We’ve created an itinerary to help you plan your trip. It gives you a game plan to get the most out of Yellowstone. It’s simple, but it’s also based on years of experience we have in visiting the park.
We’ll help you. Check out our Yellowstone Itinerary and then relax, because you’ve got this!
MORE INFORMATION FOR YOUR TRIP TO
YELLOWSTONE TRIP PLANNER: To read or watch all of our content about Yellowstone National Park, check out our Yellowstone Homepage
ENTRANCES: Yellowstone has 5 entrances: The West Entrance, the East Entrance, the Northeast Entrance, the North Entrance, and the South Entrance. Learn which entrance to Yellowstone is right for you with our Free Quick and Easy Guide

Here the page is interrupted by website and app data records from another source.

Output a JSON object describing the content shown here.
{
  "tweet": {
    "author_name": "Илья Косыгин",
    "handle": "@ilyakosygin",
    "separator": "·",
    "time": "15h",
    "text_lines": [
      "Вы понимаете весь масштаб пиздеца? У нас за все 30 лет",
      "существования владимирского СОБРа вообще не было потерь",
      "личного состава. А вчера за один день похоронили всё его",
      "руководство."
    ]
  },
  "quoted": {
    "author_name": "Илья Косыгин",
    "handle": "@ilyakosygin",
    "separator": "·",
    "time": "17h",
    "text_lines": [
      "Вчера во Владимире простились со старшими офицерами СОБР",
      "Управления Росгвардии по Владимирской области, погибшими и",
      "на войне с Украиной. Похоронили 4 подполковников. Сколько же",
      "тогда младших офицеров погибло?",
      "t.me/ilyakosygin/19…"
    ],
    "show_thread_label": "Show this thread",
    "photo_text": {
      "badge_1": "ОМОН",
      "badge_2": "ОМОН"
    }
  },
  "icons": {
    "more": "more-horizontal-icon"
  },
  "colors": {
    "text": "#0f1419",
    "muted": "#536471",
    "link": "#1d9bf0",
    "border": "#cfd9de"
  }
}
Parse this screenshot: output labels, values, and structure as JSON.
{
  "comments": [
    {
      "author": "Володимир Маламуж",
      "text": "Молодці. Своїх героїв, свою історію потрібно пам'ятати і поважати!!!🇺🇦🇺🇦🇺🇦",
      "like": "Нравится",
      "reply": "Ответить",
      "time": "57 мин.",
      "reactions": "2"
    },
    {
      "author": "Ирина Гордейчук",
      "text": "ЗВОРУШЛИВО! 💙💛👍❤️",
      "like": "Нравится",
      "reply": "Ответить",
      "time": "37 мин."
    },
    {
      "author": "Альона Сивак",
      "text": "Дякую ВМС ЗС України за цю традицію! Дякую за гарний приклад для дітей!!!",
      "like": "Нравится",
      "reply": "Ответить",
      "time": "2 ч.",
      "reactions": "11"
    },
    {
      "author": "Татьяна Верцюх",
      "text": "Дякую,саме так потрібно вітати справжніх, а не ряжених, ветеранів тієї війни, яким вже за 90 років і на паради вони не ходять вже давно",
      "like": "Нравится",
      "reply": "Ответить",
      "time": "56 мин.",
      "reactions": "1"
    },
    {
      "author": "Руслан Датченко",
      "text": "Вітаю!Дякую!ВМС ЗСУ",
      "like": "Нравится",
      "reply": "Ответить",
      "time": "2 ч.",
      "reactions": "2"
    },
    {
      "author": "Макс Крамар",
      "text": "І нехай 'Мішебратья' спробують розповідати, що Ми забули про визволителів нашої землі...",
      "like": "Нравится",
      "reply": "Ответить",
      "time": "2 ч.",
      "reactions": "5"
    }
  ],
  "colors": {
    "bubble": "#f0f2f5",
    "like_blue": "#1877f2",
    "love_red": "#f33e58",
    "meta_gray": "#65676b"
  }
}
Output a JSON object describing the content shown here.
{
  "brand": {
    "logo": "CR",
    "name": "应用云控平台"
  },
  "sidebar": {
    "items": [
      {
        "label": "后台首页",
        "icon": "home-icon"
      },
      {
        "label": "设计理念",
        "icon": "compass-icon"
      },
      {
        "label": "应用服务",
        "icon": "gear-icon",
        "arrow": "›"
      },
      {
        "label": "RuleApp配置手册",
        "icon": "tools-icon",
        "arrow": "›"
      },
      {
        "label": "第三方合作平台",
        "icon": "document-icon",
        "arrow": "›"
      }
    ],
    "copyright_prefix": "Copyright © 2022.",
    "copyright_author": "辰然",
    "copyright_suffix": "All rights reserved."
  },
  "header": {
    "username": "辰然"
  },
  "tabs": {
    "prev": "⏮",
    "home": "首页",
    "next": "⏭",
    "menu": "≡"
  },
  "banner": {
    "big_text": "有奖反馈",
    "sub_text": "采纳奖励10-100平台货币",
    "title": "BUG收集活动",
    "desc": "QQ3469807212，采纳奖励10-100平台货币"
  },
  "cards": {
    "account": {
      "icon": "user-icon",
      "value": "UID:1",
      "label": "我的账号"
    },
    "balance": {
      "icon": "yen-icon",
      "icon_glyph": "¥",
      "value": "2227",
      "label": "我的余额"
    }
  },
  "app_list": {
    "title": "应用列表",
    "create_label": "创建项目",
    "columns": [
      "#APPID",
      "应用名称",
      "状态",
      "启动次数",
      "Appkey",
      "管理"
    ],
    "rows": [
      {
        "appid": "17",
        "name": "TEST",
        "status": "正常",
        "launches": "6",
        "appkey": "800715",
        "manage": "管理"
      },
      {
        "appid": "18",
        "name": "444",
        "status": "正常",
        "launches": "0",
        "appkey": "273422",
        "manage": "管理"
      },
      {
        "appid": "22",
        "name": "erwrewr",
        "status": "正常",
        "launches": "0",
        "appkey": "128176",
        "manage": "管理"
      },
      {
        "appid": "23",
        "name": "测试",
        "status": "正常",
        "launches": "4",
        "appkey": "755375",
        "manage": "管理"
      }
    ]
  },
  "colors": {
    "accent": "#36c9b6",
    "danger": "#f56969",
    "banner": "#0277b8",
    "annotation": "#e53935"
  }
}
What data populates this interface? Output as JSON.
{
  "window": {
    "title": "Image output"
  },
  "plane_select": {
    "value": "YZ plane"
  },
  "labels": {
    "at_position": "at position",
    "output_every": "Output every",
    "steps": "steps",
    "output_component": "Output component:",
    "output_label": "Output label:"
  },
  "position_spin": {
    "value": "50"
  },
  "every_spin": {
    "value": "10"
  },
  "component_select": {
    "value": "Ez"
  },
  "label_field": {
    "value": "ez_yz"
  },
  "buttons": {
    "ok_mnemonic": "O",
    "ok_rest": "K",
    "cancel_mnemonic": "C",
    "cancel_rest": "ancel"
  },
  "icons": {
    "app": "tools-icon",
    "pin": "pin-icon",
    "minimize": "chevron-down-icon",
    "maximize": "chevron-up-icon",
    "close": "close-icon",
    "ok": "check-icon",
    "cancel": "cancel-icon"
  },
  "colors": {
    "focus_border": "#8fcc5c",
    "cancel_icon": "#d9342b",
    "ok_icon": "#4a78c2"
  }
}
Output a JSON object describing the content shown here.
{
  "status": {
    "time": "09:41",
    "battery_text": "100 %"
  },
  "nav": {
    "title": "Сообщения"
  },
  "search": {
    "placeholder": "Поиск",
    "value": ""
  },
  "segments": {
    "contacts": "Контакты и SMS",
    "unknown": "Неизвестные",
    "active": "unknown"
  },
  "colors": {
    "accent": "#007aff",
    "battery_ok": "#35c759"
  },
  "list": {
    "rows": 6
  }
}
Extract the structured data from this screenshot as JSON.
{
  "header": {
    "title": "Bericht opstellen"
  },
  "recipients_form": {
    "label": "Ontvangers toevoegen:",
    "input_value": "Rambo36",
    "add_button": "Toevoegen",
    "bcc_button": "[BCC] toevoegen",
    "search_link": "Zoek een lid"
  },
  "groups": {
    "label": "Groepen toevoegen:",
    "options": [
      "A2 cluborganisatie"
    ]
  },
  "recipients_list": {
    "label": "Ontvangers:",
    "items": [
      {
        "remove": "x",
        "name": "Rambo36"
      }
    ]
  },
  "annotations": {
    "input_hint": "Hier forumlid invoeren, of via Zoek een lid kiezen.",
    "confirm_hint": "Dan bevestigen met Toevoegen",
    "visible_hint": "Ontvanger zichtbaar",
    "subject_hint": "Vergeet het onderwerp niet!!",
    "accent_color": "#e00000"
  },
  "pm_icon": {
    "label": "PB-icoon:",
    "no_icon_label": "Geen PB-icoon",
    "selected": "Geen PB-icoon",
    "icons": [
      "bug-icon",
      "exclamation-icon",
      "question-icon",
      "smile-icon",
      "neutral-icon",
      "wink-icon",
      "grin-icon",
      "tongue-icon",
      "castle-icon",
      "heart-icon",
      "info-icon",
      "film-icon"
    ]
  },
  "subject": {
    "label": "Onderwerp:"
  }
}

THINGS TO DO: Don’t miss all that Yellowstone has to offer including Old Faithful, the Grand Prismatic Spring, Yellowstone Lake, Norris Geyser Basin, Mammoth Hot Springs, and West Thumb and Grant’s Village
GREAT CITIES TO STAY OR CHECK OUT: Learn all about where to stay and where to camp when visiting Yellowstone and things to do in Cody, Wyoming, and other areas surrounding Yellowstone
WHERE TO EAT: Check out the best places to eat including the Old West Dinner Cookout and also where to get groceries and eat picnics in Yellowstone National Park
KNOW BEFORE YOU GO: Find out if you need a reservation or bear spray and binoculars, as well as tips for driving in and flying to Yellowstone
WATCH: Enjoy videos of gorgeous Yellowstone National Park while learning our best tips for visiting by watching our Yellowstone YouTube Playlist